Having their nails trimmed. For some this can be due to having felt pain if their nails were ever cut too short. For many dogs, they’ve never been hurt while having their nails cut but it still is just a confusing and perhaps physically awkward experience for them.
Going to the vet. Some dogs remember being injured a the vet, or hearing loud noises while at the vet that scared them. For others, they may sense that their ower is worried about them when at the vet, or they may dislike being put on the exam table. For various reasons, lots of dogs experience nerves while at the vet.
How To Help A Pug With Anxiety
Desensitize them slowly but surely. This can be especially helpful for things that your dog needs to experience sometimes, such as vet visits or nail trims. Allowing them to get a little nervous without letting them get to a full-out panic can desensitize them over time. We did this with nail trimming with my pug. We’d start with trying to trim one nail and would continue if he was uncomfortable but not freaking out. If he started to get ‘too’ worked up, we’d stop and try again a few hours later or the next day rather than forcing him through all of his nails at once.
Avoidance. In some cases, just letting your dog avoid their anxiety trigger can work. Of course, this is only if the source of their anxiety is something they don’t need to have in their lives.
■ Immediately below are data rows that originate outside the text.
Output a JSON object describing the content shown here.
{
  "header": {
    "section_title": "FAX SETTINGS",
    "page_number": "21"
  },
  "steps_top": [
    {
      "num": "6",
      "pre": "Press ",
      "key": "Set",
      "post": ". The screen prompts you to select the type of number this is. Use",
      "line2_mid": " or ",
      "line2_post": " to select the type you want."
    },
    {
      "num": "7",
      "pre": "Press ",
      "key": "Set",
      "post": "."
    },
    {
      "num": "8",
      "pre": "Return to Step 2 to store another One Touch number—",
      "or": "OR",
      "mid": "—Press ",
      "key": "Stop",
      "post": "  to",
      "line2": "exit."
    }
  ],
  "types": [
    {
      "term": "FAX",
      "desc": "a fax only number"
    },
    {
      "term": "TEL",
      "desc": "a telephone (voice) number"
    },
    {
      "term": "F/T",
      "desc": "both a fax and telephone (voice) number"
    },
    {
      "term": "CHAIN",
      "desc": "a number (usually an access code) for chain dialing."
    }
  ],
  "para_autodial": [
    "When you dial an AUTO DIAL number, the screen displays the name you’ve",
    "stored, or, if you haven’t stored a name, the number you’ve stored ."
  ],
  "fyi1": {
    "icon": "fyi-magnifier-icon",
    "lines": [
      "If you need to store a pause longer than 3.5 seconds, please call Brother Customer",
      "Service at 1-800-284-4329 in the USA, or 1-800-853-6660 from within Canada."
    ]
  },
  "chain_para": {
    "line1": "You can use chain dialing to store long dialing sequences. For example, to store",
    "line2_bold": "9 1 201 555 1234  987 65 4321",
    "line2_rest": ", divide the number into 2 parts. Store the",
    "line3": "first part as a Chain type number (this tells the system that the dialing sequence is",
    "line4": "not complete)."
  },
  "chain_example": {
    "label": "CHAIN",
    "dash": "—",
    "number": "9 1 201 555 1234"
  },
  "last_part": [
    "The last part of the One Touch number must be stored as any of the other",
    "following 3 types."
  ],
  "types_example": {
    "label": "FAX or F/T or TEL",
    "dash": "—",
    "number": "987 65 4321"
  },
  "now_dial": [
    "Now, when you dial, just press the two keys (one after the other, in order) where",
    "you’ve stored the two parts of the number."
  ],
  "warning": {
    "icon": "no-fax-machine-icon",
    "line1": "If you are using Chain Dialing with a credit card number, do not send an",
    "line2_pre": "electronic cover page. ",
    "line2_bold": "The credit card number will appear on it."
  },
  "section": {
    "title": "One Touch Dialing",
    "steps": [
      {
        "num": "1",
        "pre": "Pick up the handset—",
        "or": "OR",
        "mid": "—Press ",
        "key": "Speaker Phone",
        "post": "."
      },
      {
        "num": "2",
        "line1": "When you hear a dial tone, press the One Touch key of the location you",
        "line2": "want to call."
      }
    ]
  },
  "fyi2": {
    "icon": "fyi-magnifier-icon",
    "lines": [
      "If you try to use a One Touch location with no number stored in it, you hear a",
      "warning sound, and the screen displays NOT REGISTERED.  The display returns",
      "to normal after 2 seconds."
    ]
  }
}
Drown out the noise. If your dog dislikes certain sounds like fireworks, thunderstorms or the vacuum, sometimes playing other sounds for them can help. If you put on loud music while vacuuming, the vacuum may bother them less.
Compression wraps. Some dogs find compression soothing. Thundershirs are a popular brad of compression shirts, but there are many offbrands as well.
Leave them your scent. If you have to leave your pug home alone and they struggle with separation anxiety, leaving them with a t-shirt you’ve worn (or something similar) may be soothing to them.
Positive associations. Try to combine a positive experience with your dogs anxiety trigger. For example, if they are afraid of your neighbor’s dog, you can try giving them their favorite dog treat when they see the neighbors dog. Over time, they can grow to associate the neighbors dog with getting a treat which can help them to have a more positive association with that dog.
Using a kennel or reducing your pug’s access within the home. For some dogs, having free reign of the home while home alone is anxiety inducing. For those dogs, beig left in a kennel or limited to just one area while home alone may be more comforting. You could try using a baby gate or pet gate to keep your dog blocked in one room.
Kongs with frozen peanut butter or other interactive toys can give your pug something to do to keep their mind off their worries.
Leaving sound on when you leave the house. Some feel that their days stay calmer if they have a radio or TV on when home alone. If your home usually has sound happening and then it’s totally silent when your pug is home alone, this may make it feel more unusual for your dog. Keeping some sound in the home may make them less aware of people not being home.
Get them tired before they face their anxiety trigger. For example, if your dog dislikes being left home alone, you may take them on a good walk before you leave. This can give them less energy o focus on their anxiety and may increase the odds that they’ll just nap when you’re gone. I used to find it helpful to tire my pugs out a bit before we went to the vet, too.
Medication. When needed, vets can provide anxiety medication for pets.